By: Selma Taapopi
Ministry of Mines and Energy deputy director of regulation compliance and economics Carlo McLeod, said after a recent visit to northern regions affected by illegal fuel smuggling it was discovered that there are no detailed fences along the Namibia and Angolan border, which makes it difficult for law enforcement to keep the situation under control.
McLeod also states that it was unearthed that traditional homesteads near the borderline are used to store smuggled fuel from Angola and that the majority of the border guards are aging. Hence, a need to inject youthful police officers. According to McLeod, taxis are the main consumers of the smuggled fuel. McLeod shared this information during a stakeholders engagement this week after a visit in July that investigated illicit fuel trade in the Omusati and Ohangwena regions.
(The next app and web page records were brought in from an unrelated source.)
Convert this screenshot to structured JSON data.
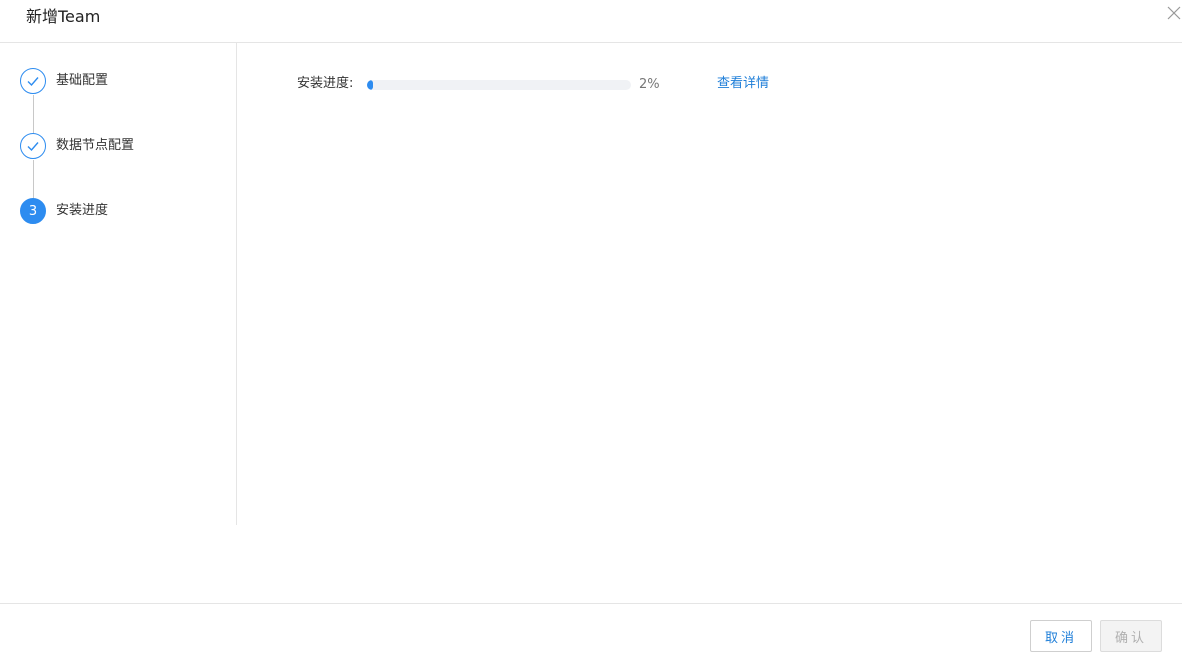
{
  "dialog": {
    "title": "新增Team"
  },
  "steps": [
    {
      "label": "基础配置",
      "status": "done",
      "icon": "check-icon"
    },
    {
      "label": "数据节点配置",
      "status": "done",
      "icon": "check-icon"
    },
    {
      "label": "安装进度",
      "status": "active",
      "number": "3"
    }
  ],
  "progress": {
    "label": "安装进度:",
    "percent_text": "2%",
    "value": 0.02,
    "details_link": "查看详情"
  },
  "footer": {
    "cancel_label": "取消",
    "confirm_label": "确认"
  },
  "colors": {
    "accent": "#2d8cf0",
    "link": "#1e7ed8",
    "border": "#e5e5e5"
  },
  "icons": {
    "close": "close-icon"
  }
}
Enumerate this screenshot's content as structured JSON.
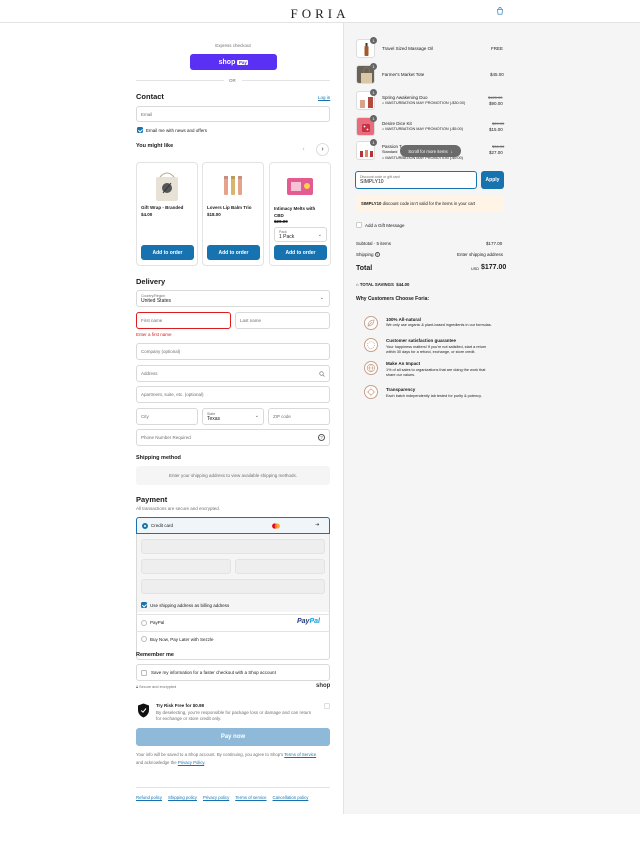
{
  "brand": {
    "logo": "FORIA"
  },
  "express": {
    "label": "Express checkout",
    "shop_pay_label": "shop",
    "shop_pay_badge": "Pay",
    "or": "OR"
  },
  "contact": {
    "title": "Contact",
    "login": "Log in",
    "email_placeholder": "Email",
    "news_label": "Email me with news and offers"
  },
  "upsell": {
    "title": "You might like",
    "items": [
      {
        "name": "Gift Wrap - Branded",
        "price": "$4.00",
        "button": "Add to order"
      },
      {
        "name": "Lovers Lip Balm Trio",
        "price": "$18.00",
        "button": "Add to order"
      },
      {
        "name": "Intimacy Melts with CBD",
        "price": "$20.00",
        "pack_label": "Pack",
        "pack_value": "1 Pack",
        "button": "Add to order"
      }
    ]
  },
  "delivery": {
    "title": "Delivery",
    "country_label": "Country/Region",
    "country_value": "United States",
    "first_name": "First name",
    "last_name": "Last name",
    "error": "Enter a first name",
    "company": "Company (optional)",
    "address": "Address",
    "apartment": "Apartment, suite, etc. (optional)",
    "city": "City",
    "state_label": "State",
    "state_value": "Texas",
    "zip": "ZIP code",
    "phone": "Phone Number Required"
  },
  "shipping": {
    "title": "Shipping method",
    "note": "Enter your shipping address to view available shipping methods."
  },
  "payment": {
    "title": "Payment",
    "subtitle": "All transactions are secure and encrypted.",
    "credit_card": "Credit card",
    "billing_same": "Use shipping address as billing address",
    "paypal": "PayPal",
    "paypal_logo_a": "Pay",
    "paypal_logo_b": "Pal",
    "sezzle": "Buy Now, Pay Later with Sezzle"
  },
  "remember": {
    "title": "Remember me",
    "label": "Save my information for a faster checkout with a Shop account",
    "secure": "Secure and encrypted",
    "shop": "shop"
  },
  "risk": {
    "title": "Try Risk Free for $0.98",
    "desc1": "By deselecting, you're responsible for package loss or damage and can return",
    "desc2": "for exchange or store credit only."
  },
  "pay_now": "Pay now",
  "legal": {
    "line1": "Your info will be saved to a Shop account. By continuing, you agree to Shop's",
    "terms": "Terms of Service",
    "line2": "and acknowledge the",
    "privacy": "Privacy Policy",
    "period": "."
  },
  "footer_links": [
    "Refund policy",
    "Shipping policy",
    "Privacy policy",
    "Terms of service",
    "Cancellation policy"
  ],
  "cart": {
    "items": [
      {
        "qty": "1",
        "name": "Travel Sized Massage Oil",
        "price": "FREE"
      },
      {
        "qty": "1",
        "name": "Farmer's Market Tote",
        "price": "$45.00"
      },
      {
        "qty": "1",
        "name": "Spring Awakening Duo",
        "discount": "MASTURBATION MAY PROMOTION (-$30.00)",
        "old_price": "$120.00",
        "price": "$90.00"
      },
      {
        "qty": "1",
        "name": "Desire Dice Kit",
        "discount": "MASTURBATION MAY PROMOTION (-$5.00)",
        "old_price": "$20.00",
        "price": "$15.00"
      },
      {
        "qty": "1",
        "name": "Passion T",
        "variant": "Standard",
        "discount": "MASTURBATION MAY PROMOTION (-$9.00)",
        "old_price": "$36.00",
        "price": "$27.00"
      }
    ],
    "scroll_pill": "Scroll for more items",
    "discount_label": "Discount code or gift card",
    "discount_value": "SIMPLY10",
    "apply": "Apply",
    "discount_error_code": "SIMPLY10",
    "discount_error_rest": "discount code isn't valid for the items in your cart",
    "gift_message": "Add a Gift Message",
    "subtotal_label": "Subtotal · 5 items",
    "subtotal_value": "$177.00",
    "shipping_label": "Shipping",
    "shipping_value": "Enter shipping address",
    "total_label": "Total",
    "currency": "USD",
    "total_value": "$177.00",
    "savings": "TOTAL SAVINGS  $44.00"
  },
  "why": {
    "title": "Why Customers Choose Foria:",
    "items": [
      {
        "title": "100% All-natural",
        "desc1": "We only use organic & plant-based ingredients in our formulas.",
        "desc2": ""
      },
      {
        "title": "Customer satisfaction guarantee",
        "desc1": "Your happiness matters! If you're not satisfied, start a return",
        "desc2": "within 30 days for a refund, exchange, or store credit."
      },
      {
        "title": "Make An Impact",
        "desc1": "1% of all sales to organizations that are doing the work that",
        "desc2": "share our values."
      },
      {
        "title": "Transparency",
        "desc1": "Each batch independently lab tested for purity & potency.",
        "desc2": ""
      }
    ]
  },
  "colors": {
    "accent": "#1773b0",
    "shop_pay": "#5a31f4",
    "error": "#dd1d1d",
    "error_bg": "#fff4e5"
  }
}
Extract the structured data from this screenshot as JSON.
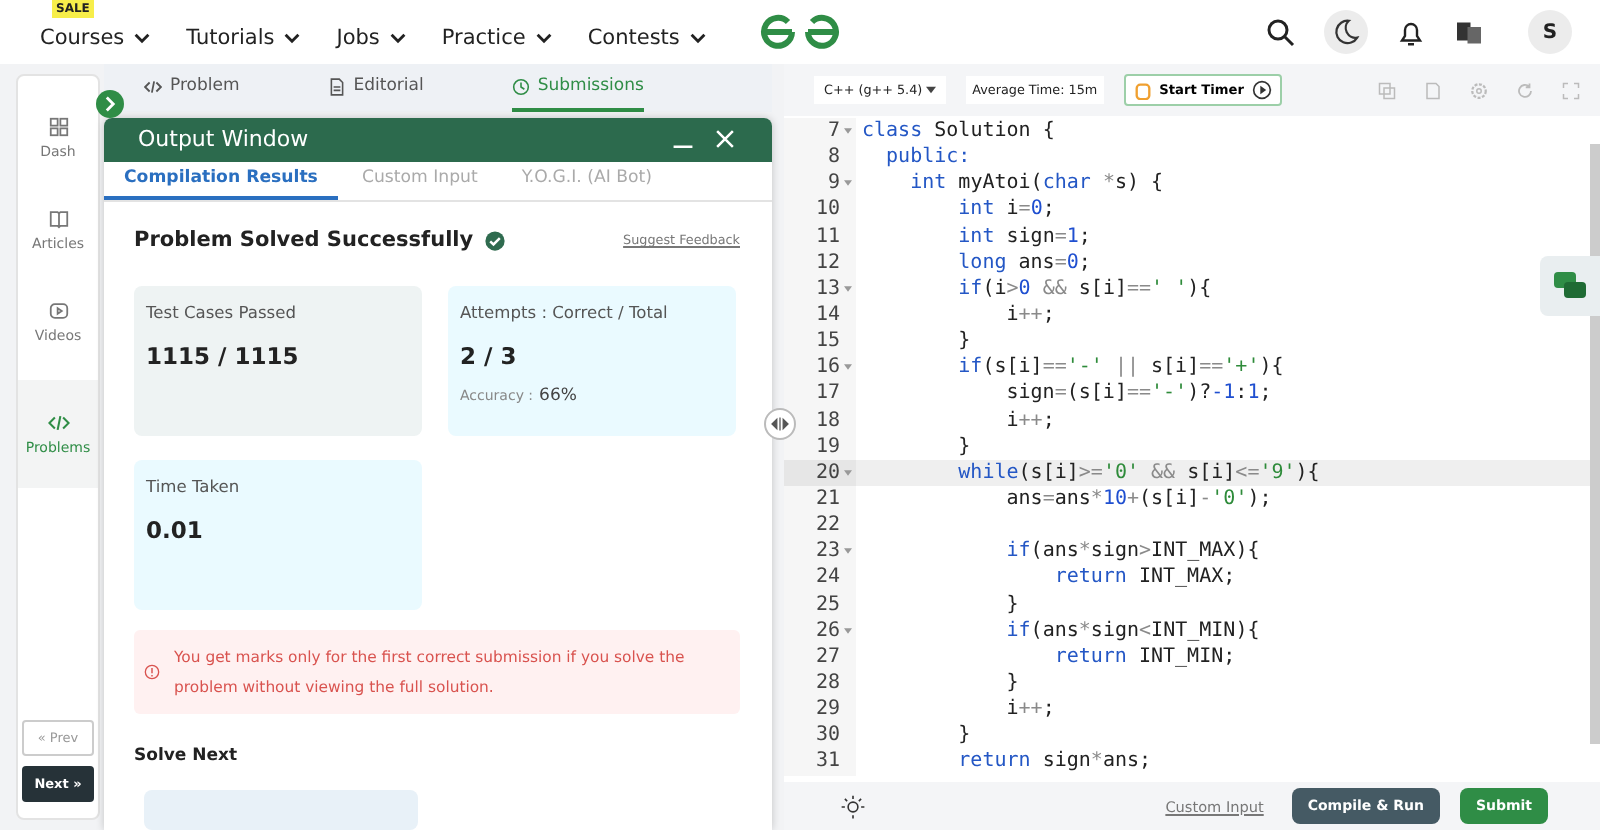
{
  "nav": {
    "badge": "SALE",
    "items": [
      {
        "label": "Courses"
      },
      {
        "label": "Tutorials"
      },
      {
        "label": "Jobs"
      },
      {
        "label": "Practice"
      },
      {
        "label": "Contests"
      }
    ],
    "avatar": "S"
  },
  "sidebar": {
    "items": [
      {
        "label": "Dash",
        "kind": "dash",
        "selected": false
      },
      {
        "label": "Articles",
        "kind": "book",
        "selected": false
      },
      {
        "label": "Videos",
        "kind": "video",
        "selected": false
      },
      {
        "label": "Problems",
        "kind": "code",
        "selected": true
      }
    ],
    "prev": "« Prev",
    "next": "Next »"
  },
  "problem_tabs": [
    {
      "label": "Problem",
      "kind": "code",
      "selected": false
    },
    {
      "label": "Editorial",
      "kind": "doc",
      "selected": false
    },
    {
      "label": "Submissions",
      "kind": "clock",
      "selected": true
    }
  ],
  "output_window": {
    "title": "Output Window",
    "tabs": [
      {
        "label": "Compilation Results",
        "selected": true
      },
      {
        "label": "Custom Input",
        "selected": false
      },
      {
        "label": "Y.O.G.I. (AI Bot)",
        "selected": false
      }
    ],
    "status": "Problem Solved Successfully",
    "feedback": "Suggest Feedback",
    "cards": [
      {
        "label": "Test Cases Passed",
        "value": "1115 / 1115",
        "kind": "grey"
      },
      {
        "label": "Attempts : Correct / Total",
        "value": "2 / 3",
        "kind": "blue",
        "note_label": "Accuracy :",
        "note_value": "66%"
      },
      {
        "label": "Time Taken",
        "value": "0.01",
        "kind": "blue"
      }
    ],
    "warning": "You get marks only for the first correct submission if you solve the problem without viewing the full solution.",
    "solve_next": "Solve Next"
  },
  "editor": {
    "language": "C++ (g++ 5.4)",
    "average_time": "Average Time: 15m",
    "timer": "Start Timer",
    "lines": [
      {
        "n": "7",
        "fold": true,
        "active": false,
        "tokens": [
          {
            "kind": "kw",
            "text": "class"
          },
          {
            "kind": "p",
            "text": " Solution {"
          }
        ]
      },
      {
        "n": "8",
        "fold": false,
        "active": false,
        "tokens": [
          {
            "kind": "kw",
            "text": "  public:"
          }
        ]
      },
      {
        "n": "9",
        "fold": true,
        "active": false,
        "tokens": [
          {
            "kind": "kw",
            "text": "    int"
          },
          {
            "kind": "p",
            "text": " myAtoi("
          },
          {
            "kind": "kw",
            "text": "char"
          },
          {
            "kind": "op",
            "text": " *"
          },
          {
            "kind": "p",
            "text": "s) {"
          }
        ]
      },
      {
        "n": "10",
        "fold": false,
        "active": false,
        "tokens": [
          {
            "kind": "kw",
            "text": "        int"
          },
          {
            "kind": "p",
            "text": " i"
          },
          {
            "kind": "op",
            "text": "="
          },
          {
            "kind": "num",
            "text": "0"
          },
          {
            "kind": "p",
            "text": ";"
          }
        ]
      },
      {
        "n": "11",
        "fold": false,
        "active": false,
        "tokens": [
          {
            "kind": "kw",
            "text": "        int"
          },
          {
            "kind": "p",
            "text": " sign"
          },
          {
            "kind": "op",
            "text": "="
          },
          {
            "kind": "num",
            "text": "1"
          },
          {
            "kind": "p",
            "text": ";"
          }
        ]
      },
      {
        "n": "12",
        "fold": false,
        "active": false,
        "tokens": [
          {
            "kind": "kw",
            "text": "        long"
          },
          {
            "kind": "p",
            "text": " ans"
          },
          {
            "kind": "op",
            "text": "="
          },
          {
            "kind": "num",
            "text": "0"
          },
          {
            "kind": "p",
            "text": ";"
          }
        ]
      },
      {
        "n": "13",
        "fold": true,
        "active": false,
        "tokens": [
          {
            "kind": "kw",
            "text": "        if"
          },
          {
            "kind": "p",
            "text": "(i"
          },
          {
            "kind": "op",
            "text": ">"
          },
          {
            "kind": "num",
            "text": "0"
          },
          {
            "kind": "op",
            "text": " &&"
          },
          {
            "kind": "p",
            "text": " s[i]"
          },
          {
            "kind": "op",
            "text": "=="
          },
          {
            "kind": "str",
            "text": "' '"
          },
          {
            "kind": "p",
            "text": "){"
          }
        ]
      },
      {
        "n": "14",
        "fold": false,
        "active": false,
        "tokens": [
          {
            "kind": "p",
            "text": "            i"
          },
          {
            "kind": "op",
            "text": "++"
          },
          {
            "kind": "p",
            "text": ";"
          }
        ]
      },
      {
        "n": "15",
        "fold": false,
        "active": false,
        "tokens": [
          {
            "kind": "p",
            "text": "        }"
          }
        ]
      },
      {
        "n": "16",
        "fold": true,
        "active": false,
        "tokens": [
          {
            "kind": "kw",
            "text": "        if"
          },
          {
            "kind": "p",
            "text": "(s[i]"
          },
          {
            "kind": "op",
            "text": "=="
          },
          {
            "kind": "str",
            "text": "'-'"
          },
          {
            "kind": "op",
            "text": " ||"
          },
          {
            "kind": "p",
            "text": " s[i]"
          },
          {
            "kind": "op",
            "text": "=="
          },
          {
            "kind": "str",
            "text": "'+'"
          },
          {
            "kind": "p",
            "text": "){"
          }
        ]
      },
      {
        "n": "17",
        "fold": false,
        "active": false,
        "tokens": [
          {
            "kind": "p",
            "text": "            sign"
          },
          {
            "kind": "op",
            "text": "="
          },
          {
            "kind": "p",
            "text": "(s[i]"
          },
          {
            "kind": "op",
            "text": "=="
          },
          {
            "kind": "str",
            "text": "'-'"
          },
          {
            "kind": "p",
            "text": ")?"
          },
          {
            "kind": "num",
            "text": "-1"
          },
          {
            "kind": "p",
            "text": ":"
          },
          {
            "kind": "num",
            "text": "1"
          },
          {
            "kind": "p",
            "text": ";"
          }
        ]
      },
      {
        "n": "18",
        "fold": false,
        "active": false,
        "tokens": [
          {
            "kind": "p",
            "text": "            i"
          },
          {
            "kind": "op",
            "text": "++"
          },
          {
            "kind": "p",
            "text": ";"
          }
        ]
      },
      {
        "n": "19",
        "fold": false,
        "active": false,
        "tokens": [
          {
            "kind": "p",
            "text": "        }"
          }
        ]
      },
      {
        "n": "20",
        "fold": true,
        "active": true,
        "tokens": [
          {
            "kind": "kw",
            "text": "        while"
          },
          {
            "kind": "p",
            "text": "(s[i]"
          },
          {
            "kind": "op",
            "text": ">="
          },
          {
            "kind": "str",
            "text": "'0'"
          },
          {
            "kind": "op",
            "text": " &&"
          },
          {
            "kind": "p",
            "text": " s[i]"
          },
          {
            "kind": "op",
            "text": "<="
          },
          {
            "kind": "str",
            "text": "'9'"
          },
          {
            "kind": "p",
            "text": "){"
          }
        ]
      },
      {
        "n": "21",
        "fold": false,
        "active": false,
        "tokens": [
          {
            "kind": "p",
            "text": "            ans"
          },
          {
            "kind": "op",
            "text": "="
          },
          {
            "kind": "p",
            "text": "ans"
          },
          {
            "kind": "op",
            "text": "*"
          },
          {
            "kind": "num",
            "text": "10"
          },
          {
            "kind": "op",
            "text": "+"
          },
          {
            "kind": "p",
            "text": "(s[i]"
          },
          {
            "kind": "op",
            "text": "-"
          },
          {
            "kind": "str",
            "text": "'0'"
          },
          {
            "kind": "p",
            "text": ");"
          }
        ]
      },
      {
        "n": "22",
        "fold": false,
        "active": false
      },
      {
        "n": "23",
        "fold": true,
        "active": false,
        "tokens": [
          {
            "kind": "kw",
            "text": "            if"
          },
          {
            "kind": "p",
            "text": "(ans"
          },
          {
            "kind": "op",
            "text": "*"
          },
          {
            "kind": "p",
            "text": "sign"
          },
          {
            "kind": "op",
            "text": ">"
          },
          {
            "kind": "p",
            "text": "INT_MAX){"
          }
        ]
      },
      {
        "n": "24",
        "fold": false,
        "active": false,
        "tokens": [
          {
            "kind": "kw",
            "text": "                return"
          },
          {
            "kind": "p",
            "text": " INT_MAX;"
          }
        ]
      },
      {
        "n": "25",
        "fold": false,
        "active": false,
        "tokens": [
          {
            "kind": "p",
            "text": "            }"
          }
        ]
      },
      {
        "n": "26",
        "fold": true,
        "active": false,
        "tokens": [
          {
            "kind": "kw",
            "text": "            if"
          },
          {
            "kind": "p",
            "text": "(ans"
          },
          {
            "kind": "op",
            "text": "*"
          },
          {
            "kind": "p",
            "text": "sign"
          },
          {
            "kind": "op",
            "text": "<"
          },
          {
            "kind": "p",
            "text": "INT_MIN){"
          }
        ]
      },
      {
        "n": "27",
        "fold": false,
        "active": false,
        "tokens": [
          {
            "kind": "kw",
            "text": "                return"
          },
          {
            "kind": "p",
            "text": " INT_MIN;"
          }
        ]
      },
      {
        "n": "28",
        "fold": false,
        "active": false,
        "tokens": [
          {
            "kind": "p",
            "text": "            }"
          }
        ]
      },
      {
        "n": "29",
        "fold": false,
        "active": false,
        "tokens": [
          {
            "kind": "p",
            "text": "            i"
          },
          {
            "kind": "op",
            "text": "++"
          },
          {
            "kind": "p",
            "text": ";"
          }
        ]
      },
      {
        "n": "30",
        "fold": false,
        "active": false,
        "tokens": [
          {
            "kind": "p",
            "text": "        }"
          }
        ]
      },
      {
        "n": "31",
        "fold": false,
        "active": false,
        "tokens": [
          {
            "kind": "kw",
            "text": "        return"
          },
          {
            "kind": "p",
            "text": " sign"
          },
          {
            "kind": "op",
            "text": "*"
          },
          {
            "kind": "p",
            "text": "ans;"
          }
        ]
      }
    ],
    "custom_input": "Custom Input",
    "compile": "Compile & Run",
    "submit": "Submit"
  }
}
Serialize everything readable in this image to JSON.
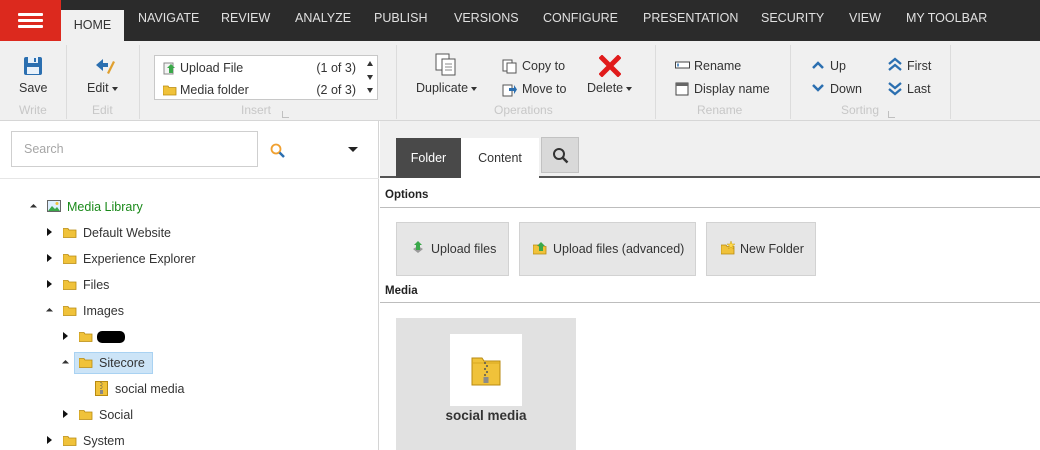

The mines and energy ministry was accompanied by officials from Namibia Revenue Agency (NamRA) and the Office of the Presidency on their visit.
“The findings from the mission is that there are no delineated border fences and that makes it difficult for law enforcement to maintain control of the situation. We have also seen a lot of traditional homesteads near the borderline facing both countries and these traditional homes are sometimes used as storage for smuggled fuel. We have discovered that the highest or biggest culprits of smuggled fuel are taxis that transport people and goods. We have found that the manpower and transportation are in short supply and that makes it difficult for police officers to conduct border operations,” stated McLeod. McLeod highlighted that when the police officers see these offenders carrying jerry cans they find it difficult to apprehend them because they do not have transport and resources. “These offenders are young and mobile and it is difficult for our border guards to chase these people,” said McLeod, explaining that these fuel smugglers often make fun of the officers. Furthermore, McLeod said they have experienced incidents where police officers are attacked by fuel smugglers which resulted in injuries and damage to property. "There was also a use of firearms to mitigate the situation". McLeod added that little effort is being made by the Angolan officials to mitigate fuel smuggling into the country. After the visit, McLeod said it was recommended that the government should budget specifically for infrastructure, equipment and recruitment of young police border guards. It was also recommended that the Namibian police consider deploying police officers from other regions to supplement existing officers along the affected border areas. Additionally, it was recommended that culprits be fined and sentenced to deter would-be smugglers. "Ohangwena region is more critical than in other northern regions due to close proximity of service stations in Santa Clara - Angola (where the smuggled fuel is sourced). Onamhinda in Oshikango is partially fenced (approximately 5km) but ineffective because criminals continue to cut it,’ noted McLeod.